by Rick Dikeman via upload.wikimedia.org
The 1980s were a weird time, and anybody who went through it likely has a stack of pictures they hope nobody ever sees. While these unfortunate individuals expressed the odd 80s by wearing Guess jeans and sporting odd buzzcuts and combovers, the NHL decided it was prime time to have an asplosion of offence. Hell, even Hakan Loob and John Ogrodnick eclipsed 50 goals and 100 points in a season, which was about as probable as Jonathan Cheechoo's 56-goal season in 2005-06.
Thankfully, such an unusual era lends to our contest...
Once again, our purpose:
...hockey history is chock full of names that can pique a person's interest, whether it's because it's unintentionally funny to the English sensibility (Petr Pohl), almost regal (Normand Rochefort), or lends itself to entertaining wordplay (Darius Kasparaitis). The criteria for our 'most interesting names' is a bit loose, in that the name can strike you as any one of the above descriptors, or all of them, but ultimately you are going to vote on the name that 'strikes' you the strongest.
Our first group of 1980s names:
- Tim Tookey - Not to be confused with the co-founder of the Crips, Tookey was small-time, putting up big numbers in the AHL but never really getting a full-time job in the bigs.
- Marc D'Amour - Okay, it's a little gratuitous wordplay, but he's so close to being the Mark of Love...
- Petri Skriko - If you know 1980s NHL players, you knew he'd be in here. Probably the most uncomfortable name to say in the league.
- Dwayne Lowdermilk - For some reason, the prospect of having louder milk isn't appealing to me.
- Cleon Daskalakis - Just a lot going on here.

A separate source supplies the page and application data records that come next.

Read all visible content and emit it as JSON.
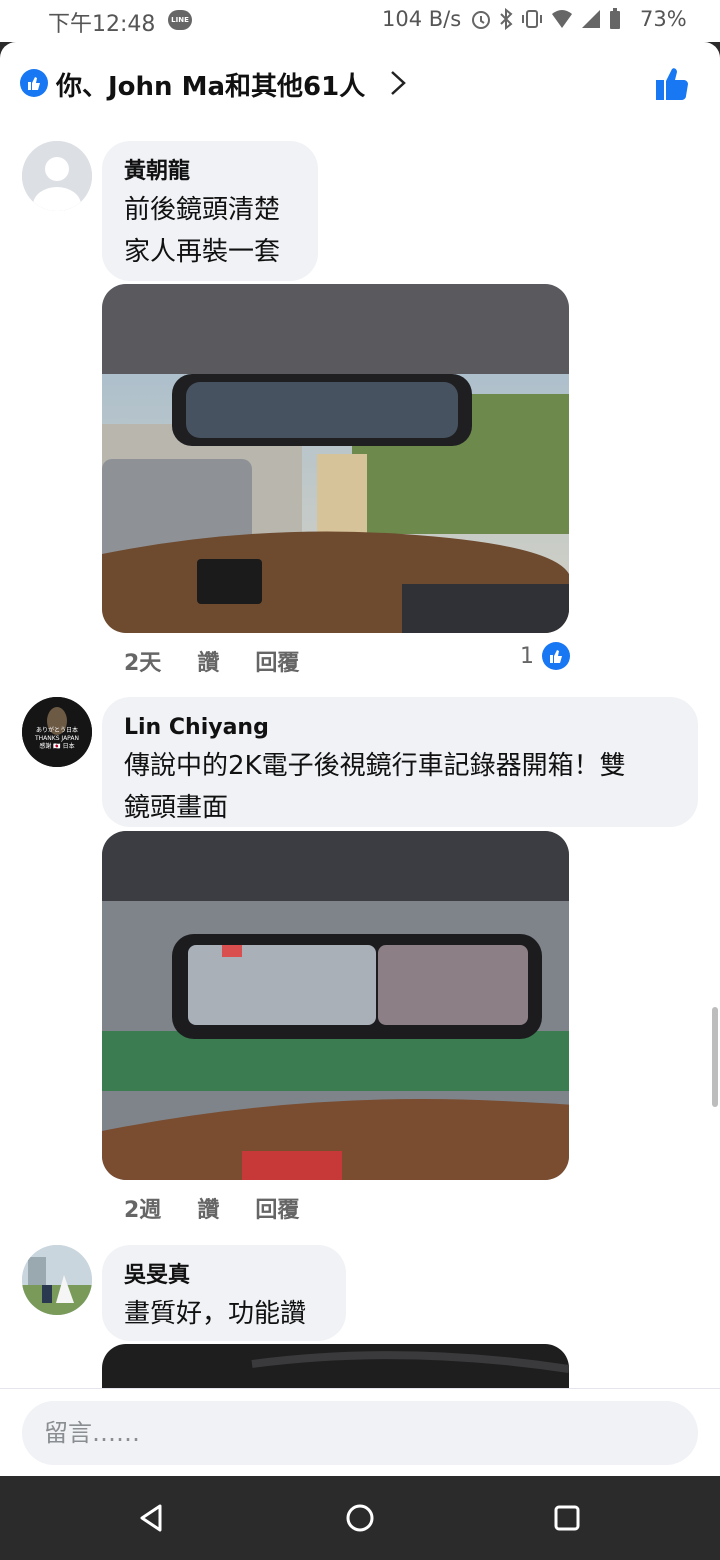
{
  "status_bar": {
    "time": "下午12:48",
    "line_badge": "LINE",
    "net_speed": "104 B/s",
    "battery": "73%"
  },
  "reactions_header": {
    "text": "你、John Ma和其他61人"
  },
  "comments": [
    {
      "name": "黃朝龍",
      "lines": [
        "前後鏡頭清楚",
        "家人再裝一套"
      ],
      "time": "2天",
      "like_label": "讚",
      "reply_label": "回覆",
      "like_count": "1"
    },
    {
      "name": "Lin Chiyang",
      "avatar_line1": "ありがとう日本",
      "avatar_line2": "THANKS JAPAN",
      "avatar_line3": "感謝 🇯🇵 日本",
      "lines": [
        "傳說中的2K電子後視鏡行車記錄器開箱！雙",
        "鏡頭畫面"
      ],
      "time": "2週",
      "like_label": "讚",
      "reply_label": "回覆"
    },
    {
      "name": "吳旻真",
      "lines": [
        "畫質好，功能讚"
      ]
    }
  ],
  "composer": {
    "placeholder": "留言……"
  },
  "colors": {
    "facebook_blue": "#1877f2",
    "bubble_bg": "#f0f2f5"
  }
}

- Patrick Roy - Seems a pretty milquetoast name in this contest, but in the U.S. his name was how you determined if someone was truly a hockey fan or just a poser.
- Normand Rochefort - A name seemingly plucked out of 18th century aristocracy, all the more appropriate since he looked he was 300 years old.
- Jarmo Myllys - His abortive career in the NHL led him to a land where people were more likely to know how to pronounce his name: Sweden. In the bosom of Scandinavia, he became Legend.
- Rob Ramage - Sometimes, when you're really familiar with a player you forget how much of a porn star name they have. And we all know he looked the part.
- Uli Hiemer - And the award for the most German name in the 1980s NHL goes to... Seriously, wasn't he one of the Germans in The Big Lebowski?
Hit the polls, yo.